We were visiting a ger adjacent to Hustai National Park and, instead of aruul, I was offered this: pure cream to spread on the bread. Oh my goodness. I really had to get a grip on my manners, because I could easily have eaten all of it. But one has to remember that the Mongols will give you the last of what they have and do without in order to meet their obligations as hosts and many live pretty close to the edge.
Then they handed me a glass, which I assumed at first was the usual milk tea. After a few sips it dawned on me that it had to be the legendary airag (or kumiss, fermented mare’s milk). This was in September, so it was very late in the airag season. It can be “problematical” for western digestive systems and the feedback loop is very, very short. I decided to throw caution to the winds and drank about 4-5 oz. No problem. Whew.

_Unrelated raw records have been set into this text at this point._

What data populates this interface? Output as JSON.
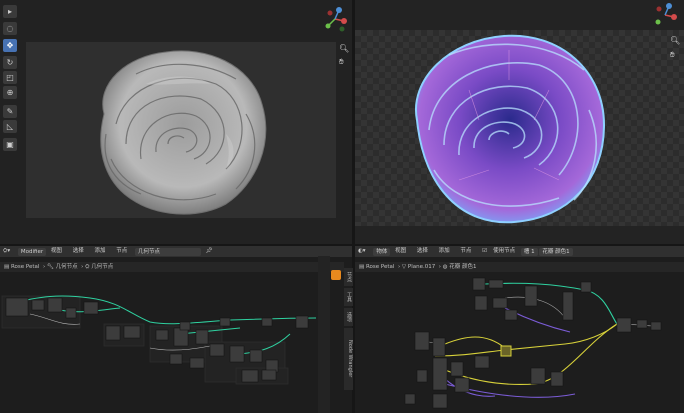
{
  "colors": {
    "accent": "#4772b3",
    "node_link_green": "#2fd1a0",
    "node_link_yellow": "#d7d13a",
    "node_link_purple": "#7b5cd6"
  },
  "viewport_left": {
    "tools": [
      "cursor-icon",
      "select-circle-icon",
      "move-icon",
      "rotate-icon",
      "scale-icon",
      "transform-icon",
      "annotate-icon",
      "measure-icon",
      "add-cube-icon"
    ],
    "nav": [
      "zoom-icon",
      "hand-icon"
    ]
  },
  "viewport_right": {
    "nav": [
      "zoom-icon",
      "hand-icon"
    ]
  },
  "node_left": {
    "editor_type": "Modifier",
    "menu": [
      "视图",
      "选择",
      "添加",
      "节点"
    ],
    "tree_name": "几何节点",
    "breadcrumb": [
      "Rose Petal",
      "几何节点",
      "几何节点"
    ],
    "side_tabs": [
      "节点",
      "工具",
      "选项",
      "Node Wrangler"
    ]
  },
  "node_right": {
    "editor_type": "物体",
    "menu": [
      "视图",
      "选择",
      "添加",
      "节点"
    ],
    "use_nodes_label": "使用节点",
    "slot": "槽 1",
    "material_name": "花瓣 颜色1",
    "breadcrumb": [
      "Rose Petal",
      "Plane.017",
      "花瓣 颜色1"
    ]
  }
}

Last year, at Arburd Sands, we were hosted by a local horse trainer and his family, who have 300+ horses. So there was LOTS of airag. This vessel was full to the brim. Fortunately, we weren’t expected to drink the entire contents of those rather large bowls. I think the idea was more for the host to be able to demonstrate the household’s generosity by offering brimming cups. The vodka was Chinggis Khan Gold, I think, which was excellent. The little cubes behind it were a soft cheese. Also delicious.
Finally, a menu item that I have not had the opportunity to try yet, but which is probably as near and dear to as many Mongol’s hearts as buuz. That would be….marmot.
The Mongols who like marmot, REALLY like marmot. When speaking of it, they get this kind of far away look as if remembering every bite they’ve ever had and are savoring it all over again. I’ll leave the hunting details to another time. If any Mongols reading this want to send me an accurate description and/or account, I’ll gladly post it. The traditional preparation involves gutting the animal and removing the fur with a, wait for it, blowtorch. Then it’s cooked over a fire. On a cultural note, it turns out marmots living in Mongolia are the original disease vector for the bubonic plague (Black Death) that hit Europe in the late 1340s.
When you’ve come in from the countryside, there are lots of good restaurants in UB, including…a Chinese-style Mongolian BBQ, which has proved to be very popular with the actual Mongolians.
If you are going to Mongolia, get the Lonely Planet guide.
For more on Tsagaan Sar and things Mongolian, I HIGHLY recommend the Asian Gypsy blog.